How can educators enhance academic outcomes and career-readiness competencies in diversely composed teams through teammate peer assessment?

Presenters: Olga Dodd and Patrick Dodd


The National Association of Colleges and Employers Job Outlook Report for 2019 identified that teamwork, collaboration, professionalism, and oral communications rate amongst the most highly needed Career Readiness Competencies (CRCs) sought by employers (NACE, 2018).

These competencies rate at least as ‘Essential’ or ’Absolutely essential’. To a lesser extent, global and multicultural fluency was rated as ‘Somewhat essential’. Nevertheless, the requirements for multicultural fluency are certainly rising. Consequently, teachers have the opportunity and responsibility to apply educational practices that maximise the benefits associated with assigning academic assignments to diversely composed teams.

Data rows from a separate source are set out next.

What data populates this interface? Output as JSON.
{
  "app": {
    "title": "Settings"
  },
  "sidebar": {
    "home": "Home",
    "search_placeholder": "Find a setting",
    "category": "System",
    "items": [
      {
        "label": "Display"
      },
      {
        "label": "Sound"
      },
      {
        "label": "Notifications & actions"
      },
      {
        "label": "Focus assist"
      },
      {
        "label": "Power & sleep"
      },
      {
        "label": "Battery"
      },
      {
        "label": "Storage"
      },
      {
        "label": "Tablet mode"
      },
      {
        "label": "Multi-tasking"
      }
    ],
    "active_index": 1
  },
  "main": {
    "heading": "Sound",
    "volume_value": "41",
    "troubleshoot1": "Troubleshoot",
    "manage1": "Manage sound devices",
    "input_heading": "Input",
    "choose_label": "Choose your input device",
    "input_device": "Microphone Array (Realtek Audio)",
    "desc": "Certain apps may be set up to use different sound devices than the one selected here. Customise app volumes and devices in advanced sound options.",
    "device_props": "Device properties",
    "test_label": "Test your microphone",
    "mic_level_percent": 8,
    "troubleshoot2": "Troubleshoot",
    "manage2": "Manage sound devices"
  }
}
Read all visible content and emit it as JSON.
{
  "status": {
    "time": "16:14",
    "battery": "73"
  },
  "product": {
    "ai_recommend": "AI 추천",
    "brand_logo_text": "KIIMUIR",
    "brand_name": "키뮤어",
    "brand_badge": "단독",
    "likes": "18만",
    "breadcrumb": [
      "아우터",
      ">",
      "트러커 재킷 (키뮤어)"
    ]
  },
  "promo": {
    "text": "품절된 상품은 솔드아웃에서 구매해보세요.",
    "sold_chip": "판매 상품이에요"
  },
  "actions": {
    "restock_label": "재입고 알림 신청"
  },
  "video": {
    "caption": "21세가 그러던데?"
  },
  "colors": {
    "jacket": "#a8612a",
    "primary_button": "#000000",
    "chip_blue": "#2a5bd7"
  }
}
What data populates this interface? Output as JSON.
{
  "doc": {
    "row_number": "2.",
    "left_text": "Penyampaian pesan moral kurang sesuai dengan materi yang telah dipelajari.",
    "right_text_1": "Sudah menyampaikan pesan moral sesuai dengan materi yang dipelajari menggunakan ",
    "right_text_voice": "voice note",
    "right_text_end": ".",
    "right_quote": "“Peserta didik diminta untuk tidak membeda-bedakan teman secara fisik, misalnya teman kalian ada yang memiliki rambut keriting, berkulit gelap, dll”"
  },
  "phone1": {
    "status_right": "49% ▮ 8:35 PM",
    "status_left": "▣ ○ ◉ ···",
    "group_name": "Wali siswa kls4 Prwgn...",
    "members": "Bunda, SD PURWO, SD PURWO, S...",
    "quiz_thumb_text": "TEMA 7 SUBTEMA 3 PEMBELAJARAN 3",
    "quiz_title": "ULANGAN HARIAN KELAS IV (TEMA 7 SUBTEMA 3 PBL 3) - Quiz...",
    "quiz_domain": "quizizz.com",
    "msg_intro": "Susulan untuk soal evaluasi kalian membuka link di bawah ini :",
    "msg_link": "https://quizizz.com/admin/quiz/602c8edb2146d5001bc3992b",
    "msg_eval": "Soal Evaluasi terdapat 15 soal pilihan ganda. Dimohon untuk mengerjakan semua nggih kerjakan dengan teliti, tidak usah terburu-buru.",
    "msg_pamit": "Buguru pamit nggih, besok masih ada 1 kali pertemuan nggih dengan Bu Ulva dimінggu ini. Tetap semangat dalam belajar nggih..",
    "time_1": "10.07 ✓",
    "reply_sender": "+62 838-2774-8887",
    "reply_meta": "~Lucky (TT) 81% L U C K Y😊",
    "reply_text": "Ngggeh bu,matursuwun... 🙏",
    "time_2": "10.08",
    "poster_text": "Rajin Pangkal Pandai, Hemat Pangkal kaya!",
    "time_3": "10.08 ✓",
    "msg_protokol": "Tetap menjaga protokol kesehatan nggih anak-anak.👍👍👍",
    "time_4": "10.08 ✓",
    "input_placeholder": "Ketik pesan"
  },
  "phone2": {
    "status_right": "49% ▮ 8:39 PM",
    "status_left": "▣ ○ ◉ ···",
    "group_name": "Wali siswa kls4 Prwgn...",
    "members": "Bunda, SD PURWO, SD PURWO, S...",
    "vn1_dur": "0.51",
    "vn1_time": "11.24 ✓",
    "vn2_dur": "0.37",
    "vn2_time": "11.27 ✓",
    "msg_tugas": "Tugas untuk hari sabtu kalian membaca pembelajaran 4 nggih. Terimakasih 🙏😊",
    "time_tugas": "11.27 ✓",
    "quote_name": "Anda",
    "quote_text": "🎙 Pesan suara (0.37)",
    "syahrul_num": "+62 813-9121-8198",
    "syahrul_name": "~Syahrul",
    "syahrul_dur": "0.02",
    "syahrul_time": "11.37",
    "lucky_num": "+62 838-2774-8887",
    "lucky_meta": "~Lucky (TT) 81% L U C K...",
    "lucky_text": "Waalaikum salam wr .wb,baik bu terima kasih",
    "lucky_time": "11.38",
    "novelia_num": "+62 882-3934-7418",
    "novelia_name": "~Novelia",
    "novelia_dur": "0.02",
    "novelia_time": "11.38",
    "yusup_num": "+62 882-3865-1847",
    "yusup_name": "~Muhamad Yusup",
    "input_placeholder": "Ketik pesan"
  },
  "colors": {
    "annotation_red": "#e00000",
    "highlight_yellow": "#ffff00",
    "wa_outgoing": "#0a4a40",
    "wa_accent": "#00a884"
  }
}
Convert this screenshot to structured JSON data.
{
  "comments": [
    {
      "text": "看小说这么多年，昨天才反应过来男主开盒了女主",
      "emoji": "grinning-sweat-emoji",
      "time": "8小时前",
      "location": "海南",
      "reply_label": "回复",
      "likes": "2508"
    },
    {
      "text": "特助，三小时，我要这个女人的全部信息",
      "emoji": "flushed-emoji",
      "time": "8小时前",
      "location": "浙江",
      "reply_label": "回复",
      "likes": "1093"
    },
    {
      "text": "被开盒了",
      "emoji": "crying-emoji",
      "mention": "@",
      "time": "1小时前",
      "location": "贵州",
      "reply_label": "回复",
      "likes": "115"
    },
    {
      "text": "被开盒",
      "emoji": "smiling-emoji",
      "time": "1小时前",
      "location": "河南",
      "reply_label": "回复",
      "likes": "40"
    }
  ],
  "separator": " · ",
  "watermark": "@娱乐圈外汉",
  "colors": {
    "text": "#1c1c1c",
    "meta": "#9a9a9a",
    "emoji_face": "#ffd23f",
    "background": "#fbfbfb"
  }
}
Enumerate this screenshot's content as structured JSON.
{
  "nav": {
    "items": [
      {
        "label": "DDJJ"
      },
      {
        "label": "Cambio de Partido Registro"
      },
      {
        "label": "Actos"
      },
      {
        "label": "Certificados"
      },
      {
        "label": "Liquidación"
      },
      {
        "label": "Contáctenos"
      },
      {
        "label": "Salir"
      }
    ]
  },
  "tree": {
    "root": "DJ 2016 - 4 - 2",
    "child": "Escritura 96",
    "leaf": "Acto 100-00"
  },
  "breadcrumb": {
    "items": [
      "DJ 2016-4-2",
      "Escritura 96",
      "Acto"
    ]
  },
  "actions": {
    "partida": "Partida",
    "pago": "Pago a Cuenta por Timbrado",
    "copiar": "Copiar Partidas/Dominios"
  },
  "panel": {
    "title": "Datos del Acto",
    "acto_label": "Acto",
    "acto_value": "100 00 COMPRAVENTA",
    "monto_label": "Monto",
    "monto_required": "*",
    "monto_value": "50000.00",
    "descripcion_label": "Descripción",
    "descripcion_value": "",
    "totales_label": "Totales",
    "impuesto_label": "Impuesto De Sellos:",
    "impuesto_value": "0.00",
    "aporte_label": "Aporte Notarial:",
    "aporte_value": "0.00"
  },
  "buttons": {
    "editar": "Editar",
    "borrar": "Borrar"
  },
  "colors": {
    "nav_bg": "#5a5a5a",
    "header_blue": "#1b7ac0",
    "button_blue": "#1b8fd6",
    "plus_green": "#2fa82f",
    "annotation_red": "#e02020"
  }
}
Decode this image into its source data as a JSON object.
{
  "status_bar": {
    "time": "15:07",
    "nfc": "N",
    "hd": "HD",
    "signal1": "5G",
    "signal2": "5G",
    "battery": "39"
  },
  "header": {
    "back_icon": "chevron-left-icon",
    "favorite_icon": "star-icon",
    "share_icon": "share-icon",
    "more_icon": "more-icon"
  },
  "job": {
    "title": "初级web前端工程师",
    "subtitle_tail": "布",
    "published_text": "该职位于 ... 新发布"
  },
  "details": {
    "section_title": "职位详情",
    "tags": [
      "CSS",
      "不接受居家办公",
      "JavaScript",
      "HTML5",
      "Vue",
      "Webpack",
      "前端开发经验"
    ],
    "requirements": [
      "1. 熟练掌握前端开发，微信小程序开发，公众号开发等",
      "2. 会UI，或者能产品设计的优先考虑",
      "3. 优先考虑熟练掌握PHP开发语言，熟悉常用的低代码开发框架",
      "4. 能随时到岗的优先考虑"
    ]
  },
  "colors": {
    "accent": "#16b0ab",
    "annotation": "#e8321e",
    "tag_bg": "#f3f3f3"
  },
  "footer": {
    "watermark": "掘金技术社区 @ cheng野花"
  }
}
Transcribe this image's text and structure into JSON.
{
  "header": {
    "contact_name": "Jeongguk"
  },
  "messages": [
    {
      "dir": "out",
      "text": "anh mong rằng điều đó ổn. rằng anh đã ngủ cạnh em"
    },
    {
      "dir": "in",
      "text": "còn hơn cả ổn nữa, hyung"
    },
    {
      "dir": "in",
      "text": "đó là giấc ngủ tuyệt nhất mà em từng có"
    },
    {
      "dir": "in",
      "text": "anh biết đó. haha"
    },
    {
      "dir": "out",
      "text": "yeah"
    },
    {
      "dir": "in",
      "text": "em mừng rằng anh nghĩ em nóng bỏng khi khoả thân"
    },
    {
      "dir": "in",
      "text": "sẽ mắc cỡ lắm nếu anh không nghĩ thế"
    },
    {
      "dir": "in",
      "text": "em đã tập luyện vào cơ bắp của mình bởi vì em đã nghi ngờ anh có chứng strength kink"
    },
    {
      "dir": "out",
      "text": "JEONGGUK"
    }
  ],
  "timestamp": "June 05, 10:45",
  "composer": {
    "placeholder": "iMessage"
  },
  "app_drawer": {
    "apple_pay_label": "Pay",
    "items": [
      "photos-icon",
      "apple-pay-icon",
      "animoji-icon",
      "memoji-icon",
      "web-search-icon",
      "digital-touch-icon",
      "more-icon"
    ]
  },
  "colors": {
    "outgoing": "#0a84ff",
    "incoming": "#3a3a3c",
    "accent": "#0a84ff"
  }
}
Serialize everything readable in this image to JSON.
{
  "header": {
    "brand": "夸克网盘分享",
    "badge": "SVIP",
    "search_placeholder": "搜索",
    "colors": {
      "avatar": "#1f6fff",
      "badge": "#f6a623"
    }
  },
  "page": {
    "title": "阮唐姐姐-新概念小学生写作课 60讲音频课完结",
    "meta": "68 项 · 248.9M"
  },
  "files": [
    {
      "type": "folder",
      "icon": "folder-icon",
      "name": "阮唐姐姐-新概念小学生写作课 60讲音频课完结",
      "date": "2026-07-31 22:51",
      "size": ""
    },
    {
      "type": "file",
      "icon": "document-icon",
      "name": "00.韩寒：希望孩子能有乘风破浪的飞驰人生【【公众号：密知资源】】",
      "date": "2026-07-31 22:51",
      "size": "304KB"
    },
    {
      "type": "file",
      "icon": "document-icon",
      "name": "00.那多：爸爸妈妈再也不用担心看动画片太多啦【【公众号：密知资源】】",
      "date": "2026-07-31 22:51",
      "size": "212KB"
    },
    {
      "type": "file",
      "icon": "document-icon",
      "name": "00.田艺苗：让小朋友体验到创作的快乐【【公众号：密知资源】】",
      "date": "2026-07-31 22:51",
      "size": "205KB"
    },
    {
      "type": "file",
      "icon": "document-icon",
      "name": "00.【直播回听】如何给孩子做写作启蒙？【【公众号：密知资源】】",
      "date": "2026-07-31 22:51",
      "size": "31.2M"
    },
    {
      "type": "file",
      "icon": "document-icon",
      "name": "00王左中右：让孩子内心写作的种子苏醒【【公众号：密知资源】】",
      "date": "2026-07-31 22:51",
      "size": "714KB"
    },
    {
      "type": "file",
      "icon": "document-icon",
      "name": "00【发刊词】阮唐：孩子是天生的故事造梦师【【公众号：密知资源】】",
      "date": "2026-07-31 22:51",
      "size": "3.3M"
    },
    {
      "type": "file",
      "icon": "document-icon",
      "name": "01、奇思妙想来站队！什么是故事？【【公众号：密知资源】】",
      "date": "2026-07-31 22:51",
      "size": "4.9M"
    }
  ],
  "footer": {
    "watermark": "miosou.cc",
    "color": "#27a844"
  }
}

Group assignments provide learners with opportunities to establish, practice, and develop essential CRCs including multicultural fluency. However, for effective learning to be surfaced from a group assignment the teacher must ‘wrap around’ several additional learning processes. First, learners must distinguish between the exemplary, adequate, and inadequate demonstration of the CRCs. Second, learners must practice applying their CRCs within the context of their group assignment. Finally, well-managed peer assessment and peer feedback processes are crucial to ensuring that learners gain timely feedback on their CRC strengths and areas for development. Specifically, the peer feedback process must provide measures that value the inclusion of others and the contribution towards helping others learn course concepts and project requirements.

Group assignments generate several possible risks such as social loafing, exclusion, and dominating behaviour. These risks may be raised as group composition becomes more diverse as measured by factors such as culture, country of origin, geographic location, age, gender, subject discipline, personality, and life experience. Our evidence is that early risk identification through formative group peer assessment and peer feedback is an effective approach towards mitigating these types of risks, raising overall team cohesion, team performance, academic results, and, ultimately graduate employability (Sprague, Wilson, & McKenzie, 2019, Mellalieu & Dodd, 2018). This session will discuss our findings.

Mellalieu, P. J., & Dodd, P. (2018, November). Honest performance feedback from their team members contributes highly to students’ course learning. Poster presentation presented at the 2018 Ako Aotearoa Northern Hub 6th Projects Colloquium, Auckland.
National Association of Colleges and Employers (NACE). (2018). Job Outlook 2019. Figure 42, p. 33. Bethlehem, PA.
Sprague, M., Wilson, K. F., & McKenzie, K. S. (2019). Evaluating the quality of peer and self evaluations as measures of student contributions to group projects. Higher Education Research & Development, 38(5), 1061–1074.